Herald-Tribune by Daphne Chen, Josh Salman, Lucille Sherman
April 16, 2019
Florida lawmakers backed off a proposal Tuesday that sought to conceal the names of foster parents through new public record exemptions.
The move came on the same day GateHouse Media reported allegations of child sex abuse against Gilberto Rios, who fostered 48 children with his wife since 2009.
On trial this week over charges that he sexually abused a 3-year-old girl in his care, Rios faced similar allegations from another foster girl two years earlier, GateHouse Media found — yet state officials continued to place children in his home.
Experts say the case illustrates why foster parents, who receive funding from the state of Florida, should not be exempt from public oversight. But that’s exactly what Florida legislators, backed by the Department of Children & Families, intended. A pair of bills making their way through the House and Senate would have protected the identities of foster parents, which are now public record under Florida statutes.
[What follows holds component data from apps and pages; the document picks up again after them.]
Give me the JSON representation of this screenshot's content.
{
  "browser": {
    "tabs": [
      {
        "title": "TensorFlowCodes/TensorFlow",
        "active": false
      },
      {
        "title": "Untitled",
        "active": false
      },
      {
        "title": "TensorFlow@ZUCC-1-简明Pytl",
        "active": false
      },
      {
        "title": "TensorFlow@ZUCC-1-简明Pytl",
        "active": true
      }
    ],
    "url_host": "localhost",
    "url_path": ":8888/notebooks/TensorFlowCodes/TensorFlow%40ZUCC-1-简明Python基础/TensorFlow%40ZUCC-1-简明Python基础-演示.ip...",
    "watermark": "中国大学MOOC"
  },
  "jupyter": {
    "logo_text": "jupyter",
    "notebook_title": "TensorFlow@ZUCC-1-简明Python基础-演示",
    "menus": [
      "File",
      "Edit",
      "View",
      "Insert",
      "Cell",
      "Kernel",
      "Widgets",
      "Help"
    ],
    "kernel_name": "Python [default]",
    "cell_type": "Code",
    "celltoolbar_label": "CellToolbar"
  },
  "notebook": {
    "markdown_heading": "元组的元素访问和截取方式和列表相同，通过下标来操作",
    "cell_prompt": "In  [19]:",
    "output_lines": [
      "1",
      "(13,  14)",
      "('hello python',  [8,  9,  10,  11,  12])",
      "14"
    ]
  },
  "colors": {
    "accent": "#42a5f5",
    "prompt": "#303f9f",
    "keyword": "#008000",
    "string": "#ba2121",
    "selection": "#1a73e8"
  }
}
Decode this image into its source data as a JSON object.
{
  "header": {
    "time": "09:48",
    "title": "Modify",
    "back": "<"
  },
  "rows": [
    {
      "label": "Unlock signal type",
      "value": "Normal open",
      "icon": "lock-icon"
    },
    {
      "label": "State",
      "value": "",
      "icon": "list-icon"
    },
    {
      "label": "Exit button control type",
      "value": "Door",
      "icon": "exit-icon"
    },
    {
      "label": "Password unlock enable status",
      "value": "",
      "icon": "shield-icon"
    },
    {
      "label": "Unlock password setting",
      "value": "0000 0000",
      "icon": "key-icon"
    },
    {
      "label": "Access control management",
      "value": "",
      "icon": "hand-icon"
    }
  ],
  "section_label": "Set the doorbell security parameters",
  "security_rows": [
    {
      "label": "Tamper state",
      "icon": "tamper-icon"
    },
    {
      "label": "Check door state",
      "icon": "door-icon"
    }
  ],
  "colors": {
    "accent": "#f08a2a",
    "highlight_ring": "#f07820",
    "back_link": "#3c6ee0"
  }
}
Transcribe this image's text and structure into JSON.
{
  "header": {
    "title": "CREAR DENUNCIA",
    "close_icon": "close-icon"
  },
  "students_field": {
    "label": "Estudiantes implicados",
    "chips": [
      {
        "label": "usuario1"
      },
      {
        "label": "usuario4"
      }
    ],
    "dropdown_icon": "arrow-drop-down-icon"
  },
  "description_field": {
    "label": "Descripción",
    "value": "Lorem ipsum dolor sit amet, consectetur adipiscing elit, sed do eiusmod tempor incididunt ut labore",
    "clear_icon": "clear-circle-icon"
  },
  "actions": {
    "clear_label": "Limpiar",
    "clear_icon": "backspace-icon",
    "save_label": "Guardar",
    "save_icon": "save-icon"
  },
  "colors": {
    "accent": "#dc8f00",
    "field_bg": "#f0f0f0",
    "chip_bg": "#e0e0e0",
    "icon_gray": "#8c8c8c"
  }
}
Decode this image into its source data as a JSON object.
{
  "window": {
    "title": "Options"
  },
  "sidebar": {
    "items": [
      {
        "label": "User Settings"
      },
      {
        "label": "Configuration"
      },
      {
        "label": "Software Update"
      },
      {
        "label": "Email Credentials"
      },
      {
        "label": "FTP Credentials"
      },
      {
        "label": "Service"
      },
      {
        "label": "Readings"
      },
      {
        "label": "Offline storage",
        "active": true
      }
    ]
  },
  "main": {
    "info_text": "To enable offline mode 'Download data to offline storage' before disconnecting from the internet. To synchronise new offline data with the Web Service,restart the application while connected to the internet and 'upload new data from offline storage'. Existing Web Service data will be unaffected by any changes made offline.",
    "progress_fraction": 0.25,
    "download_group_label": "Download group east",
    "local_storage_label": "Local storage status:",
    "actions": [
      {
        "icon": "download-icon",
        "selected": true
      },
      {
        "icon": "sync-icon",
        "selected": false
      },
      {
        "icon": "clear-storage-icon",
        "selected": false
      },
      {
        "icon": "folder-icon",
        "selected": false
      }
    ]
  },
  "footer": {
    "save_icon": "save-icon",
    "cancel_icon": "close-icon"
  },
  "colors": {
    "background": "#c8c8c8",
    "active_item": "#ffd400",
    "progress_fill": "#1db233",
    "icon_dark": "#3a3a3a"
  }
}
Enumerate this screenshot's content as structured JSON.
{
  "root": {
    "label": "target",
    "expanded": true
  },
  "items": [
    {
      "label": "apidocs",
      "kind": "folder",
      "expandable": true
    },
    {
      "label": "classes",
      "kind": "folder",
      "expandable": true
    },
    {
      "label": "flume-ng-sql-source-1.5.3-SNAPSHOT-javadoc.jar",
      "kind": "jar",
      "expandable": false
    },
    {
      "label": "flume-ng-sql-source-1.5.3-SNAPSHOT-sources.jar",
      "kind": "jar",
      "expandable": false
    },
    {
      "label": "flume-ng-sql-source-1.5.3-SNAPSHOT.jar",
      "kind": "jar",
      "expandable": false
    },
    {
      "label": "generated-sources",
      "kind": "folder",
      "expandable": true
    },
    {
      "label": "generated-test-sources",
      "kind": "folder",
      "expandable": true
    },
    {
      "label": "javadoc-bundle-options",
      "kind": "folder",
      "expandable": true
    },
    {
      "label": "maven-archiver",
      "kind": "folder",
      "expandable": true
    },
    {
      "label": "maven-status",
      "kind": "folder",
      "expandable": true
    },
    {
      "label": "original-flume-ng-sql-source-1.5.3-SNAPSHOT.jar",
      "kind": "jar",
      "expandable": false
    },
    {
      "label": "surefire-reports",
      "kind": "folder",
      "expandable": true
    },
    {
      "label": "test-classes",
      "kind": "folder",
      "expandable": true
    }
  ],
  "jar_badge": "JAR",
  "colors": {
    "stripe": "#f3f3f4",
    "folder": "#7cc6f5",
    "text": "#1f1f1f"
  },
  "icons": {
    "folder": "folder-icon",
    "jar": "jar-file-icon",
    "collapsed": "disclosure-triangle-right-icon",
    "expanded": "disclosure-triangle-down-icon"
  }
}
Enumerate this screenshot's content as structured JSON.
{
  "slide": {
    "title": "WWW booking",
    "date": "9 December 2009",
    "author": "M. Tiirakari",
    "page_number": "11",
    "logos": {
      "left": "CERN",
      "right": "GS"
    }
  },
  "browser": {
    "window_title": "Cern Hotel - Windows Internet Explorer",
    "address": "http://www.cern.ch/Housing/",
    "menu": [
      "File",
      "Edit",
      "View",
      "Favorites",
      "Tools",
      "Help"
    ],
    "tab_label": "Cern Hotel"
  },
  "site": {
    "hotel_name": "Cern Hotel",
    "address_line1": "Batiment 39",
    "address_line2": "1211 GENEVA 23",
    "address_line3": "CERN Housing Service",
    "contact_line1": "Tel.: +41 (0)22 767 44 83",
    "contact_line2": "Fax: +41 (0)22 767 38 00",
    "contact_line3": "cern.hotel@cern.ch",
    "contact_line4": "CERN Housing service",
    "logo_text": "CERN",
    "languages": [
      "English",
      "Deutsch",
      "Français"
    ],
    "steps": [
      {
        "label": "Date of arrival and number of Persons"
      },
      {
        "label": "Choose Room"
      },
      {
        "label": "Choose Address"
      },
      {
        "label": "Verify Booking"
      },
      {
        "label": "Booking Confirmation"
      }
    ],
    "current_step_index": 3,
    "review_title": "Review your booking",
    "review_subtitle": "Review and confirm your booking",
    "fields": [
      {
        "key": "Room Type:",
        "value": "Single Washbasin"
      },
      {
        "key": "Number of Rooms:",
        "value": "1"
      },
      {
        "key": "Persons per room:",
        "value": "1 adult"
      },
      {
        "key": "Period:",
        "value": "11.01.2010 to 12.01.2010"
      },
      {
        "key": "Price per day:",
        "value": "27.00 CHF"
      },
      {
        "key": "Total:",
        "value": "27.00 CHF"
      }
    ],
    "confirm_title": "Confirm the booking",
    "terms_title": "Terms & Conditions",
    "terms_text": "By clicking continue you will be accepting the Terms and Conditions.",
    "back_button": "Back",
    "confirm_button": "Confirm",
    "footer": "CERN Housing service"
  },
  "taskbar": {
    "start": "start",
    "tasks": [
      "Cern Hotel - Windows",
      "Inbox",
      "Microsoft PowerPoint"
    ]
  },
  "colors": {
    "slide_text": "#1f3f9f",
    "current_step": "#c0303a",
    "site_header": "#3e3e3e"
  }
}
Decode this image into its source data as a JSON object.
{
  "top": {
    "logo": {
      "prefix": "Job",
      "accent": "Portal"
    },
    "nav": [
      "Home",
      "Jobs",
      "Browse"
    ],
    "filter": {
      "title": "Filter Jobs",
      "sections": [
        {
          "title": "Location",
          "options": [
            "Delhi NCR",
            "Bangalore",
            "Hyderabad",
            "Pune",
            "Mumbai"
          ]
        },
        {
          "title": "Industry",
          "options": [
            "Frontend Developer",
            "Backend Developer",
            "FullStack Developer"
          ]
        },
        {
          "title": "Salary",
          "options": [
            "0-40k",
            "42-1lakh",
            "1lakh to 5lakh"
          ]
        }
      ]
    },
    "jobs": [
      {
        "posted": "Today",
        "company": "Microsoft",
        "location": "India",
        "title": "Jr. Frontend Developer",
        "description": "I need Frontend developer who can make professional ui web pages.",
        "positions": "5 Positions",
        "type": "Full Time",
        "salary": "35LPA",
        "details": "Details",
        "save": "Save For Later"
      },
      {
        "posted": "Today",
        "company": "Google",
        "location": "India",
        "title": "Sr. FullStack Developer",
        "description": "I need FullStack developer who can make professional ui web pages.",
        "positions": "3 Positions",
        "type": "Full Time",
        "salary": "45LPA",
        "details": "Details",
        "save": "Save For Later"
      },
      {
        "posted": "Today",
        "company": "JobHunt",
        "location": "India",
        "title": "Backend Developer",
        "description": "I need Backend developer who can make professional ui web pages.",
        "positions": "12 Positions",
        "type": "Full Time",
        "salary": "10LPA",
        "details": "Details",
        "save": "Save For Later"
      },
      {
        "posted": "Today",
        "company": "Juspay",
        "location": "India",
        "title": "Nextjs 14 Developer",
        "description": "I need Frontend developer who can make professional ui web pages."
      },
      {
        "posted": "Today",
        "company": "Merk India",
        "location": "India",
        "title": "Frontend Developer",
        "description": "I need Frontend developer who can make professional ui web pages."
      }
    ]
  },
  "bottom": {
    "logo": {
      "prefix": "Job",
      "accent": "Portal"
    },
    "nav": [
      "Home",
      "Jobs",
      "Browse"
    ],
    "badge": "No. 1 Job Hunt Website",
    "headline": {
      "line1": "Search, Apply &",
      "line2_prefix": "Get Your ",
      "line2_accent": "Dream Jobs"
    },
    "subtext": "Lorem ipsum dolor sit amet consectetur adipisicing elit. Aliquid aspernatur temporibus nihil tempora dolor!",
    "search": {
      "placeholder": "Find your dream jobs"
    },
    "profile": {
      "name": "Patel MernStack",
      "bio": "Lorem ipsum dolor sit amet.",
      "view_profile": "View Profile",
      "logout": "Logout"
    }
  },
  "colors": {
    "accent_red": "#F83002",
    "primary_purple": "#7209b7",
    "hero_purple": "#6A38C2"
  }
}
The bills came in response to a records request made by GateHouse and the Sarasota Herald-Tribune in July 2018 as part of an ongoing investigation into alleged misconduct of foster parents. The organizations asked for a list of all foster parents in the state. But even though DCF officials agreed that the names were not exempt under current public records law, they declined the request and then set about changing the law.